@dynamicMemberLookup language attribute and implement dot/member notation, like
Continue reading “Swift 4.2 improvements? Member/dot syntax for subscripts. Trying it out in a protocol-oriented, generic linked list.”
In this tutorial, I’ll show you how to track down memory leaks within Xcode via the Memory Graph Debugger, new since Xcode 8. This is a powerful visual tool and doesn’t require you to step out of Xcode and start the Leaks Instrument. Once we identify some memory leaks, I’ll show you how to plug those leaks by using the Swift language’s
unowned qualifiers, and talk about the differences between the two qualifiers.
I recently discussed iOS memory management and memory leaks that occur when using reference semantics and reference types (classes) in my tutorials on “Swift 4 memory management via ARC for reference types (classes)” and “Fixing memory leaks — strong reference cycles — in Swift 4.” After reading these articles, you should understand how easy it is to inadvertently encode and introduce a strong reference cycle into your Swift 4 code and thus end up with a memory leak. You should also understand how generally straightforward it is to fix such a memory leak. My sample code in both tutorials was didactic. What about real-world projects with hundreds of thousands or millions of lines of code? Suppose that you’ve heard reports of diminished app performance, low memory warnings, or just plain app crashes. Finding memory leaks in your code is quite cumbersome when trying to debug via rote inspection, setting breakpoints, adding logging statements, etc.
Continue reading “Finding memory leaks with the Xcode Memory Graph Debugger and fixing leaks with unowned and weak”
PREREQUISITES FOR THIS TUTORIAL

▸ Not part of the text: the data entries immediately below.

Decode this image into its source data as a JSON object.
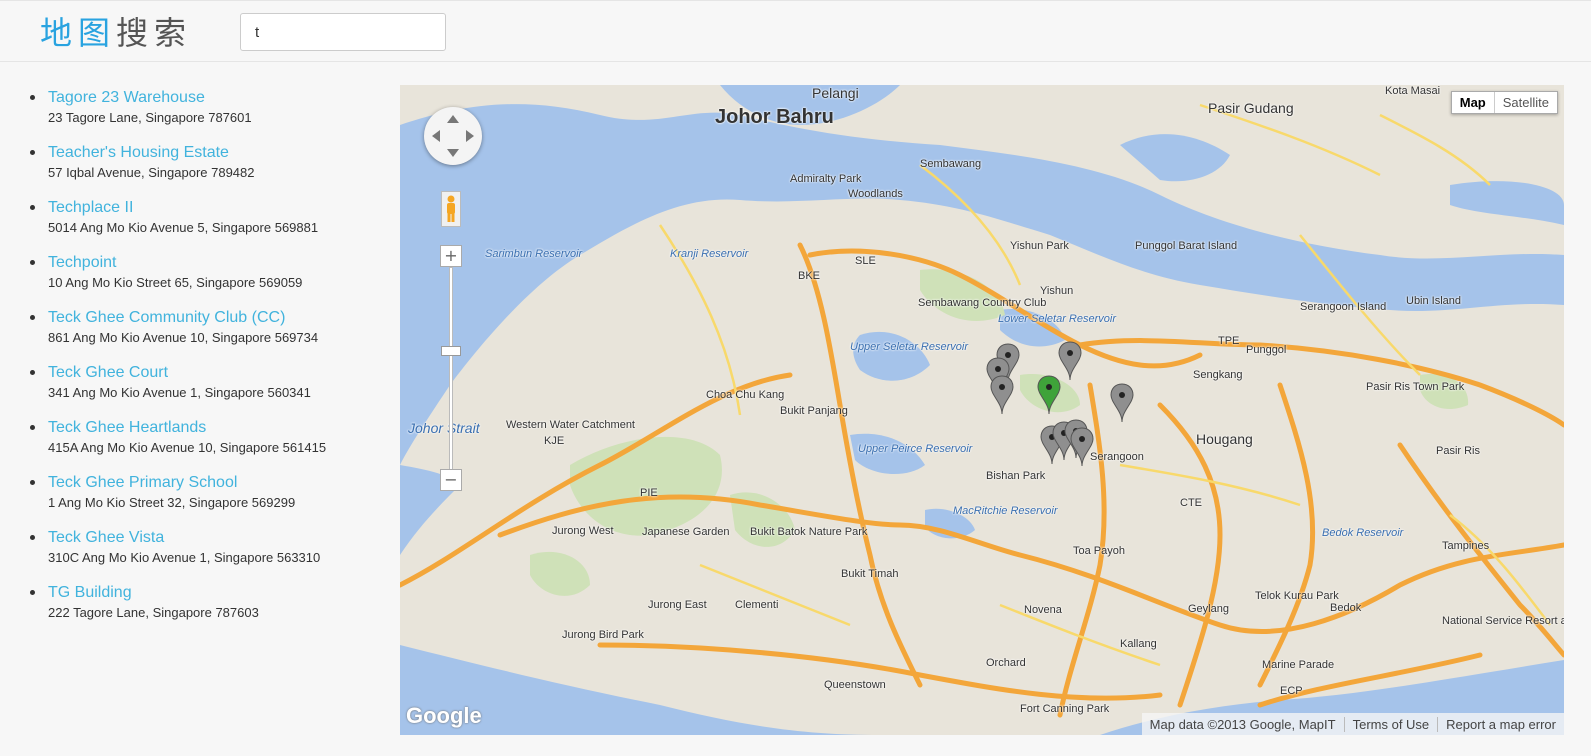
{
  "header": {
    "logo_chars": [
      "地",
      "图",
      "搜",
      "索"
    ],
    "search_value": "t"
  },
  "results": [
    {
      "name": "Tagore 23 Warehouse",
      "address": "23 Tagore Lane, Singapore 787601"
    },
    {
      "name": "Teacher's Housing Estate",
      "address": "57 Iqbal Avenue, Singapore 789482"
    },
    {
      "name": "Techplace II",
      "address": "5014 Ang Mo Kio Avenue 5, Singapore 569881"
    },
    {
      "name": "Techpoint",
      "address": "10 Ang Mo Kio Street 65, Singapore 569059"
    },
    {
      "name": "Teck Ghee Community Club (CC)",
      "address": "861 Ang Mo Kio Avenue 10, Singapore 569734"
    },
    {
      "name": "Teck Ghee Court",
      "address": "341 Ang Mo Kio Avenue 1, Singapore 560341"
    },
    {
      "name": "Teck Ghee Heartlands",
      "address": "415A Ang Mo Kio Avenue 10, Singapore 561415"
    },
    {
      "name": "Teck Ghee Primary School",
      "address": "1 Ang Mo Kio Street 32, Singapore 569299"
    },
    {
      "name": "Teck Ghee Vista",
      "address": "310C Ang Mo Kio Avenue 1, Singapore 563310"
    },
    {
      "name": "TG Building",
      "address": "222 Tagore Lane, Singapore 787603"
    }
  ],
  "map": {
    "type_buttons": {
      "map": "Map",
      "satellite": "Satellite"
    },
    "zoom_in": "+",
    "zoom_out": "−",
    "footer": {
      "data": "Map data ©2013 Google, MapIT",
      "terms": "Terms of Use",
      "report": "Report a map error"
    },
    "logo": "Google",
    "labels": {
      "johor_bahru": "Johor Bahru",
      "pasir_gudang": "Pasir Gudang",
      "pelangi": "Pelangi",
      "kota_masai": "Kota Masai",
      "admiralty_park": "Admiralty Park",
      "sembawang": "Sembawang",
      "woodlands": "Woodlands",
      "yishun_park": "Yishun Park",
      "yishun": "Yishun",
      "punggol_barat": "Punggol Barat Island",
      "sembawang_cc": "Sembawang Country Club",
      "lower_seletar": "Lower Seletar Reservoir",
      "upper_seletar": "Upper Seletar Reservoir",
      "kranji_reservoir": "Kranji Reservoir",
      "sarimbun_reservoir": "Sarimbun Reservoir",
      "choa_chu_kang": "Choa Chu Kang",
      "bukit_panjang": "Bukit Panjang",
      "western_water": "Western Water Catchment",
      "upper_peirce": "Upper Peirce Reservoir",
      "johor_strait": "Johor Strait",
      "bishan_park": "Bishan Park",
      "serangoon": "Serangoon",
      "hougang": "Hougang",
      "sengkang": "Sengkang",
      "punggol": "Punggol",
      "ubin_island": "Ubin Island",
      "serangoon_island": "Serangoon Island",
      "pasir_ris_park": "Pasir Ris Town Park",
      "pasir_ris": "Pasir Ris",
      "jurong_west": "Jurong West",
      "japanese_garden": "Japanese Garden",
      "bukit_batok_np": "Bukit Batok Nature Park",
      "macritchie": "MacRitchie Reservoir",
      "toa_payoh": "Toa Payoh",
      "bukit_timah": "Bukit Timah",
      "tampines": "Tampines",
      "bedok_reservoir": "Bedok Reservoir",
      "jurong_east": "Jurong East",
      "clementi": "Clementi",
      "novena": "Novena",
      "geylang": "Geylang",
      "telok_kurau": "Telok Kurau Park",
      "bedok": "Bedok",
      "national_service": "National Service Resort and Country Club",
      "jurong_bird": "Jurong Bird Park",
      "orchard": "Orchard",
      "kallang": "Kallang",
      "marine_parade": "Marine Parade",
      "queenstown": "Queenstown",
      "fort_canning": "Fort Canning Park",
      "pie": "PIE",
      "cte": "CTE",
      "bke": "BKE",
      "sle": "SLE",
      "tpe": "TPE",
      "kje": "KJE",
      "ecp": "ECP"
    },
    "markers": [
      {
        "color": "gray"
      },
      {
        "color": "gray"
      },
      {
        "color": "gray"
      },
      {
        "color": "gray"
      },
      {
        "color": "green"
      },
      {
        "color": "gray"
      },
      {
        "color": "gray"
      },
      {
        "color": "gray"
      },
      {
        "color": "gray"
      },
      {
        "color": "gray"
      }
    ],
    "colors": {
      "land": "#e8e4da",
      "water": "#a5c3ea",
      "park": "#cfe1b8",
      "expressway": "#f3a63a",
      "road": "#f8d96b",
      "marker_gray": "#8f8f8f",
      "marker_green": "#3fa33a"
    }
  }
}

If you don’t understand how Swift manages memory for classes (reference types), you need to read the first article in this series, “Swift 4 memory management via ARC for reference types (classes)”. Once you understand how reference type-based memory is managed with ARC, you’ll be ready to understand how to prevent memory leaks from occurring in your app. Remember that ARC only applies to reference (

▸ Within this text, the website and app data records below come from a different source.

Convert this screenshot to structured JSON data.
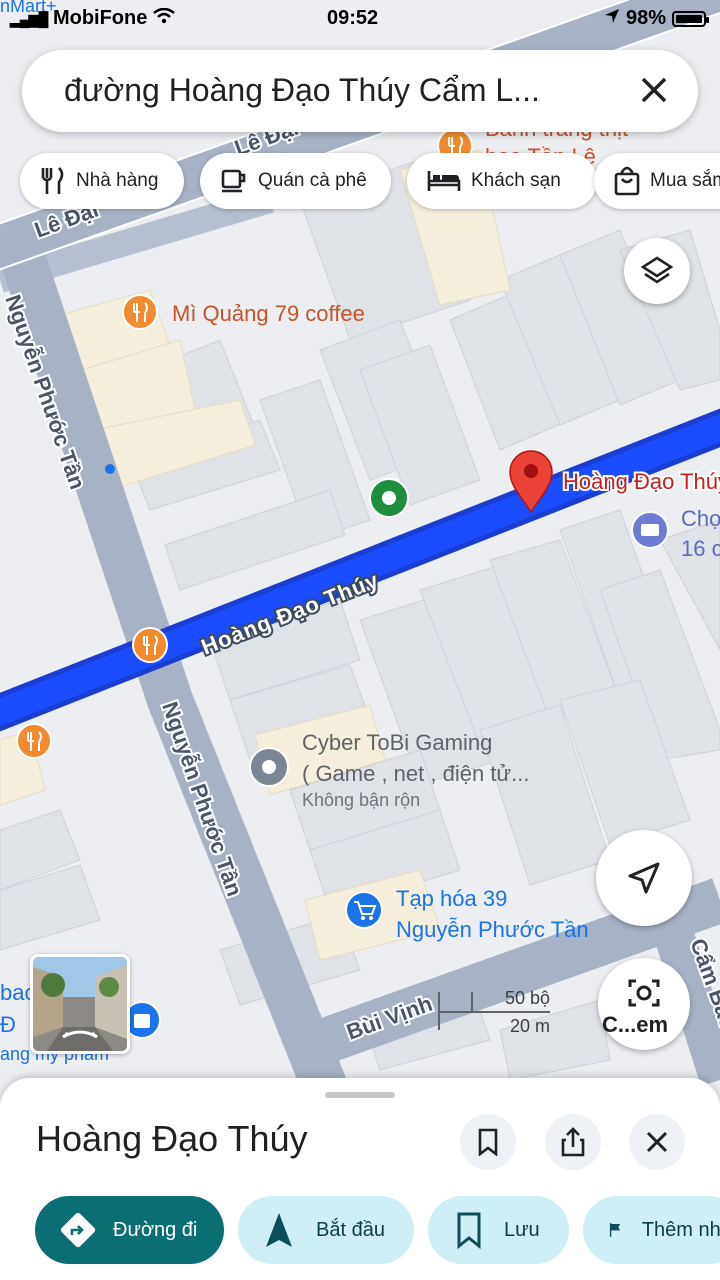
{
  "status_bar": {
    "carrier": "MobiFone",
    "time": "09:52",
    "battery": "98%"
  },
  "search": {
    "query": "đường Hoàng Đạo Thúy Cẩm L..."
  },
  "chips": [
    {
      "label": "Nhà hàng",
      "icon": "fork-knife-icon"
    },
    {
      "label": "Quán cà phê",
      "icon": "coffee-cup-icon"
    },
    {
      "label": "Khách sạn",
      "icon": "bed-icon"
    },
    {
      "label": "Mua sắm",
      "icon": "shopping-bag-icon"
    }
  ],
  "map": {
    "streets": {
      "main": "Hoàng Đạo Thúy",
      "side_left": "Nguyễn Phước Tần",
      "side_bottom": "Nguyễn Phước Tần",
      "top_left_1": "Lê Đại",
      "top_left_2": "Lê Đại",
      "bottom": "Bùi Vịnh",
      "right": "Cẩm Bắc"
    },
    "pois": {
      "mi_quang": "Mì Quảng 79 coffee",
      "banh_trang": "Bánh tráng thịt",
      "banh_trang_2": "heo Tần Lê",
      "cyber_1": "Cyber ToBi Gaming",
      "cyber_2": "( Game , net , điện tử...",
      "cyber_status": "Không bận rộn",
      "taphoa_1": "Tạp hóa 39",
      "taphoa_2": "Nguyễn Phước Tần",
      "cho_1": "Chợ",
      "cho_2": "16 c",
      "pin_label": "Hoàng Đạo Thúy",
      "left_edge_1": "bac",
      "left_edge_2": "Đ",
      "left_edge_3": "ang mỹ phẩm",
      "top_corner": "nMart+"
    },
    "scale": {
      "imperial": "50 bộ",
      "metric": "20 m"
    },
    "lens_label": "C...em",
    "colors": {
      "route": "#1a4dff",
      "pin": "#ea4335",
      "poi_food": "#f28b30"
    }
  },
  "sheet": {
    "title": "Hoàng Đạo Thúy",
    "actions": [
      {
        "label": "Đường đi",
        "icon": "directions-icon"
      },
      {
        "label": "Bắt đầu",
        "icon": "navigation-arrow-icon"
      },
      {
        "label": "Lưu",
        "icon": "bookmark-icon"
      },
      {
        "label": "Thêm nhãn",
        "icon": "flag-icon"
      }
    ]
  }
}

class) types, not value types like
THE ARC DEALLOCATION PROCESS
Remember how we visualized the reference count that ARC maintains on the allocated instance of reference type
Widget in my introductory ARC tutorial?
// reference count is zero; nothing allocated
widgetReference = Widget(name: "eraser", manufacturer: "Acme")
// reference count is now 1
widgetReference1 = widgetReference
// reference count is now 2
widgetReference2 = widgetReference
// reference count is now 3
widgetReference = nil
// reference count is now 3-1 = 2
widgetReference1 = nil
// reference count is now 2-1 = 1
widgetReference2 = nil
// reference count is now 1-1 = 0
Continue reading “Fixing memory leaks — strong reference cycles — in Swift 4”
Most developers assume that Swift is a “safe” language in terms of memory management. That’s probably true most of the time, but there are some notable exceptions, especially when dealing with certain scenarios when using what are called “reference types” and “reference semantics.”
This tutorial is ultimately meant to prepare you for in-depth discussion of what seems to be inevitable shift from reference semantics to value semantics. Before I plunge into this software development paradigm shift, I want to provide you with a strong and understanding of how memory is managed when you create and use instances of the
class type, a reference type. Oftentimes, reference-based memory management “just works” … until it doesn’t. Things don’t work mainly in situations where
class types are designed with interdependencies and/or when multiple threads access the same instance (object) of a
class type, and you get “memory leaks.” Swift manages reference-based memory with a technology Apple has dubbed “Automatic Reference Counting” (ARC). Before even begin talking about debugging memory leaks, you must understand ARC.
This discussion does not pertain to memory management for value types (
enum), but note that I will mention value types and value semantics several times in terms of comparison to reference types and reference semantics.
Continue reading “Swift 4 memory management via ARC for reference types (classes)”